Most of the other students going to a camp will not be acquaintances. So consider as well what kind of people you would get along well with and who might be useful to you against the kinds of students the summer school is likely to attract Do you want to get to know more of your peers in your local city, or would it be more beneficial to make connections with a more varied national or international cohort. If you are attending an academic summer school and are focused on your studies and applying to selective universities, are the other students on the program able to provide new insights, inspire you become your best self, and perhaps become a colleague for life? The best friends are those that share common goals and values, and who can be useful to one another - so choose your summer school with a thought to the other students you are likely to surround yourself with there.
21. Reviews and Recommendations
So far we’ve looked at how to choose a summer school based on your own needs and preferences. But there’s also the more straightforward question of whether the summer camp can deliver on its promises. Thankfully, there are plenty of ways to assess the validity of a summer camp’s claims. You could look at video testimonials or written reviews such as those on online summer camp directories, which allows you to get an insider view on the course and insights on what you can expect. You could see what summer schools appear at the top of online 'best' lists. Finally, if you’re enlisting an agent to guide you in your summer school search, you could also ask them for recommendations, and they may be able to convey the feedback of their previous clients.
22. Cancellation and Deferment Policies
The future is anything but certain, and various exigencies may require you to change summer plans at short notice. Before you put down a deposit for a course be sure you understand the camp’s cancellation policies. In particular, to what extent refunds are available if you have to withdraw, and what are the deadlines to do so? Even if you have passed the cancellation deadline, many camps will still allow you to defer your course to a later summer session or even year, and credit all or a portion of your deposit.
How to Research
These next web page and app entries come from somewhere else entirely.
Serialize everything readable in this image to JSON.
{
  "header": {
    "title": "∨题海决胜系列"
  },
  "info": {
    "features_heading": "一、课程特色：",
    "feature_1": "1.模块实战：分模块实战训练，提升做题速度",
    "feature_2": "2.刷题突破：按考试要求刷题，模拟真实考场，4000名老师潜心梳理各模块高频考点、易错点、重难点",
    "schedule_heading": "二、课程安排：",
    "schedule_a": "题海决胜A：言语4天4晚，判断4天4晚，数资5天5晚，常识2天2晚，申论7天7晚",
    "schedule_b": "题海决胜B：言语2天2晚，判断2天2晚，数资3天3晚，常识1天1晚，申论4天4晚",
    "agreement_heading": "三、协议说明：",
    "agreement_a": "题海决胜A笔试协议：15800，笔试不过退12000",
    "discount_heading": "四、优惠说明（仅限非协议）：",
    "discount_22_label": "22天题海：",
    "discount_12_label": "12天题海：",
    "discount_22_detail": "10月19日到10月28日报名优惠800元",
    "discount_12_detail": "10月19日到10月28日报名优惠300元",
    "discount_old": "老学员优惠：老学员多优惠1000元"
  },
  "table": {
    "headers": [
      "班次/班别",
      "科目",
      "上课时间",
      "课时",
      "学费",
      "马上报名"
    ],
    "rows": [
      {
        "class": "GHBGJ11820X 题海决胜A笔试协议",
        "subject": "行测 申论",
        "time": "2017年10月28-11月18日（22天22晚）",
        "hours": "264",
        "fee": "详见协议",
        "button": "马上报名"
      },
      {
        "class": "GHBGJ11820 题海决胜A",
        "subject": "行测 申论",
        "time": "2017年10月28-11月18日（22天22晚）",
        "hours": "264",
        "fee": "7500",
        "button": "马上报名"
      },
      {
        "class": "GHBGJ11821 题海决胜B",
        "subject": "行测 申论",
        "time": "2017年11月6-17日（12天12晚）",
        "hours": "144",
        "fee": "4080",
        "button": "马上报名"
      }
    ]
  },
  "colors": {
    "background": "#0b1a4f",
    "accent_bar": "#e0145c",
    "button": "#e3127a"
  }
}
While almost everyone starts their summer camp search with Google, there are many other ways to find great camps and assemble a more complete picture of the experience you can expect. There may be local camp fairs where you can speak with representatives from a number of different camps, you can often organize a tour of prospective camp facilities, ask camps for customer references, sign-up to newsletters, get advice from summer camp agents, or discuss a camp’s programs and courses in greater detail with the camp’s service rep. You can even tap into your own social group for useful camp suggestions - ask around and see where your friends have sent their kids, and what their experience was like. A personal recommendation is often a great way to get unbiased advice, and you may even be able to arrange for your child to join their friends and to secure a group discount for all of you.
We know there’s a lot to consider when choosing the perfect summer school, but hope this guide has helped make your search a little bit easier. Although it can be time consuming, it’ll be worth the effort when you have the best summer of your life. Here are our key takeaways to consider as you start searching for your perfect summer school.
Find out what is out there, and focus on what is most important to you
Verify prospective camps’ claims
Make a decision as a family
Book your place, and get ready for an unforgettable summer!